The essence of STEAM has been around for a long time. French photographer Charles Nègre (1820–1880) seemed eager to embrace the as of yet unnamed framework when he wrote, “Where science ends, art begins.” He was fascinated with photography as an art, capturing other aspects of creativity and work combined in the pictures he took. He understood that art and all kinds of creativity took effort in and of itself to accomplish, but it was also representative of other work that needs to done to better the world.
The Rhode Island School of Design (RISD) has been a major advocate of STEAM, and educators across the country are starting to hop aboard the STEAM express. The philosophy behind STEAM is very simple – the very things that make STEM programs attractive and their graduates ideal future employees are only enhanced by the injection of the arts into the mix. Innovation and creativity associated with the arts are “essential qualities” that will make those students highly valued employees in the future. They will not just think outside of the box, they will design and build a new one.

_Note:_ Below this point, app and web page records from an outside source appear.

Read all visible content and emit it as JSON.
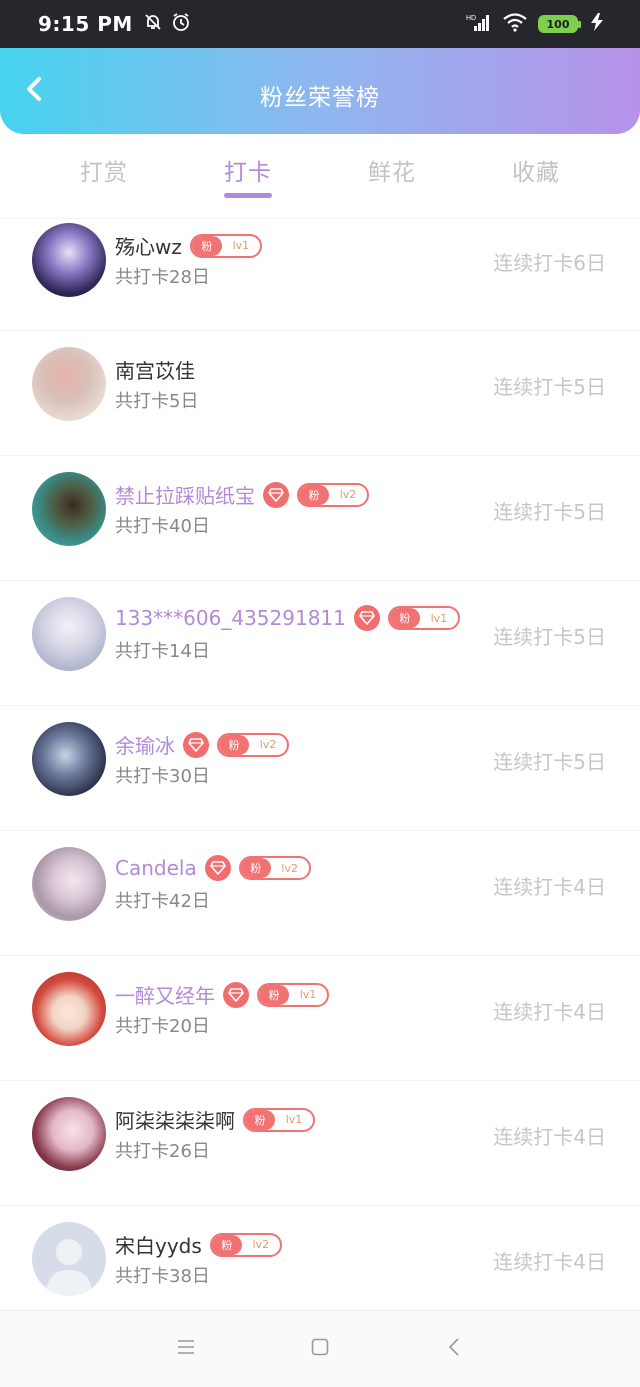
{
  "status_bar": {
    "time": "9:15 PM",
    "battery": "100",
    "icons": [
      "mute-icon",
      "alarm-icon",
      "signal-icon",
      "wifi-icon",
      "battery-icon",
      "charging-icon"
    ]
  },
  "header": {
    "title": "粉丝荣誉榜",
    "back_icon": "chevron-left-icon"
  },
  "tabs": [
    {
      "label": "打赏",
      "active": false
    },
    {
      "label": "打卡",
      "active": true
    },
    {
      "label": "鲜花",
      "active": false
    },
    {
      "label": "收藏",
      "active": false
    }
  ],
  "colors": {
    "accent": "#b58ad8",
    "badge_red": "#f07272",
    "header_gradient": [
      "#46d3ef",
      "#b792ea"
    ]
  },
  "rows": [
    {
      "name": "殇心wz",
      "vip": false,
      "diamond": false,
      "level": "lv1",
      "fan": "粉",
      "total": "共打卡28日",
      "streak": "连续打卡6日"
    },
    {
      "name": "南宫苡佳",
      "vip": false,
      "diamond": false,
      "level": "",
      "fan": "",
      "total": "共打卡5日",
      "streak": "连续打卡5日"
    },
    {
      "name": "禁止拉踩贴纸宝",
      "vip": true,
      "diamond": true,
      "level": "lv2",
      "fan": "粉",
      "total": "共打卡40日",
      "streak": "连续打卡5日"
    },
    {
      "name": "133***606_435291811",
      "vip": true,
      "diamond": true,
      "level": "lv1",
      "fan": "粉",
      "total": "共打卡14日",
      "streak": "连续打卡5日"
    },
    {
      "name": "余瑜冰",
      "vip": true,
      "diamond": true,
      "level": "lv2",
      "fan": "粉",
      "total": "共打卡30日",
      "streak": "连续打卡5日"
    },
    {
      "name": "Candela",
      "vip": true,
      "diamond": true,
      "level": "lv2",
      "fan": "粉",
      "total": "共打卡42日",
      "streak": "连续打卡4日"
    },
    {
      "name": "一醉又经年",
      "vip": true,
      "diamond": true,
      "level": "lv1",
      "fan": "粉",
      "total": "共打卡20日",
      "streak": "连续打卡4日"
    },
    {
      "name": "阿柒柒柒柒啊",
      "vip": false,
      "diamond": false,
      "level": "lv1",
      "fan": "粉",
      "total": "共打卡26日",
      "streak": "连续打卡4日"
    },
    {
      "name": "宋白yyds",
      "vip": false,
      "diamond": false,
      "level": "lv2",
      "fan": "粉",
      "total": "共打卡38日",
      "streak": "连续打卡4日"
    }
  ],
  "nav_bar": {
    "icons": [
      "menu-icon",
      "home-icon",
      "back-icon"
    ]
  }
}
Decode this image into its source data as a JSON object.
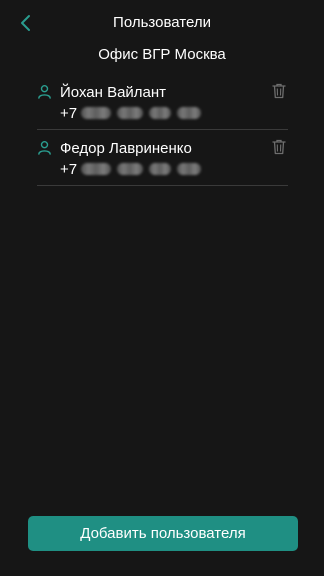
{
  "header": {
    "title": "Пользователи",
    "back_icon": "chevron-left-icon",
    "accent_color": "#2a9d8f"
  },
  "group": {
    "name": "Офис ВГР Москва"
  },
  "users": [
    {
      "name": "Йохан Вайлант",
      "phone_prefix": "+7",
      "phone_hidden": true,
      "user_icon": "user-icon",
      "delete_icon": "trash-icon"
    },
    {
      "name": "Федор Лавриненко",
      "phone_prefix": "+7",
      "phone_hidden": true,
      "user_icon": "user-icon",
      "delete_icon": "trash-icon"
    }
  ],
  "actions": {
    "add_user_label": "Добавить пользователя",
    "button_color": "#1f8f83"
  }
}
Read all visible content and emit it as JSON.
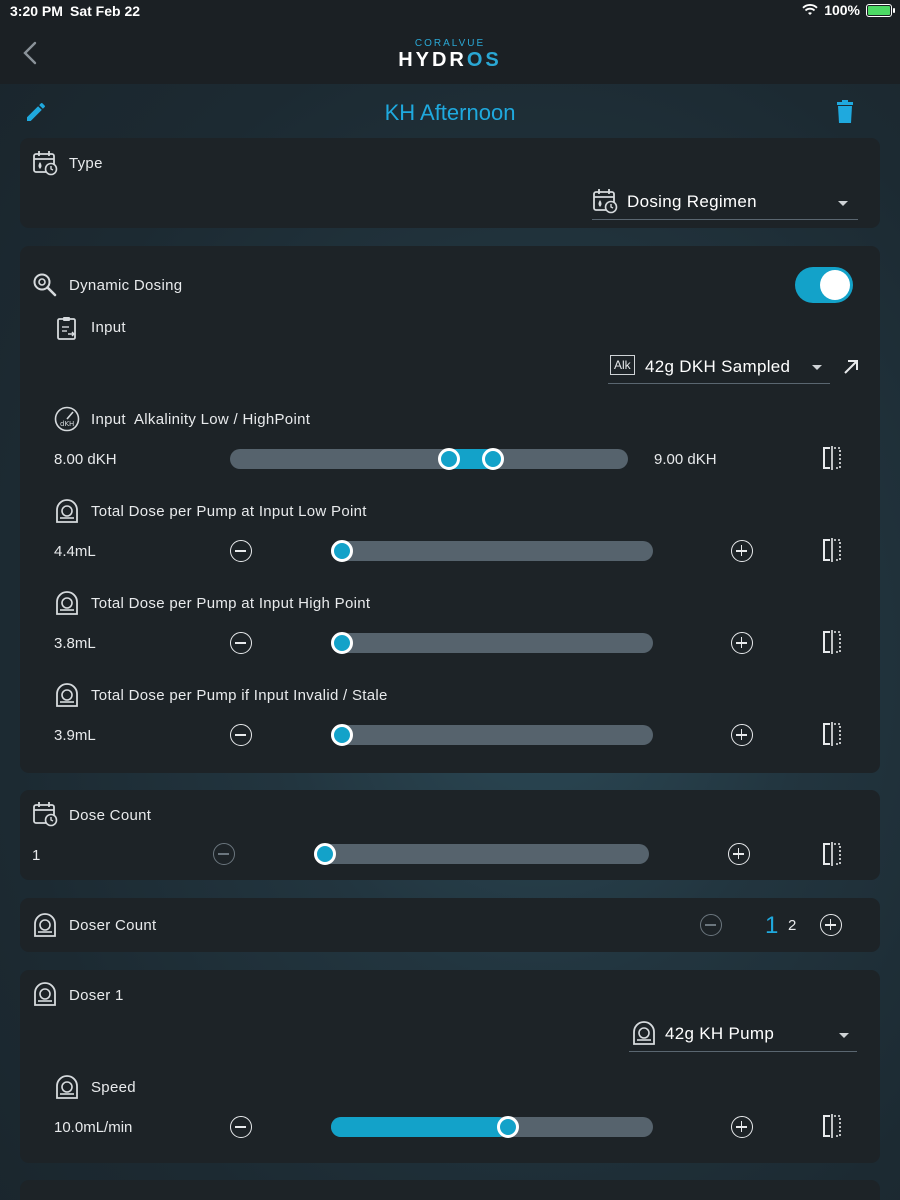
{
  "status": {
    "time": "3:20 PM",
    "date": "Sat Feb 22",
    "battery": "100%"
  },
  "nav": {
    "logo_sub": "CORALVUE",
    "logo_main_a": "HYDR",
    "logo_main_b": "OS"
  },
  "page": {
    "title": "KH Afternoon"
  },
  "type_card": {
    "label": "Type",
    "selected": "Dosing Regimen"
  },
  "dynamic": {
    "label": "Dynamic Dosing",
    "enabled": true,
    "input_label": "Input",
    "input_badge": "Alk",
    "input_selected": "42g DKH Sampled",
    "range_label": "Input  Alkalinity Low / HighPoint",
    "range_low": "8.00 dKH",
    "range_high": "9.00 dKH",
    "range_low_frac": 0.55,
    "range_high_frac": 0.66,
    "low_label": "Total Dose per Pump at Input Low Point",
    "low_value": "4.4mL",
    "high_label": "Total Dose per Pump at Input High Point",
    "high_value": "3.8mL",
    "invalid_label": "Total Dose per Pump if Input Invalid / Stale",
    "invalid_value": "3.9mL"
  },
  "dose_count": {
    "label": "Dose Count",
    "value": "1"
  },
  "doser_count": {
    "label": "Doser Count",
    "current": "1",
    "next": "2"
  },
  "doser1": {
    "label": "Doser 1",
    "selected": "42g KH Pump",
    "speed_label": "Speed",
    "speed_value": "10.0mL/min",
    "speed_frac": 0.55
  },
  "colors": {
    "accent": "#13a2c9",
    "card": "#1d2327",
    "track": "#56636d"
  }
}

STEAM programs are slowly catching on and being implemented around the country. As STEAM programs continue to multiply, expect to see and hear more about them (only a few years ago the general public had never heard the words “Common Core”). Do a little research and see why STEAM is one of the best ways to go if we want to engage children, make the classroom experience truly hands-on and meaningful, and prepare students to think, learn, and retain skills necessary to succeed in the real world. With a solid foundation such as the STEAM program provides, who knows how far our students can go.
Perhaps one day when you are riding on a plane that can fly you from New York to Sydney in three hours or taking that long awaited vacation to Mars on a luxury spaceship, your vehicle will have been designed by scientists and engineers who had a STEAM education. Isn’t that what we want for our children – to reach for the stars and beyond?
Photo credits: Claremont graduate university, steamedu.com, stateimpact.npr.org[amazon asin=1481165739&template=iframe image]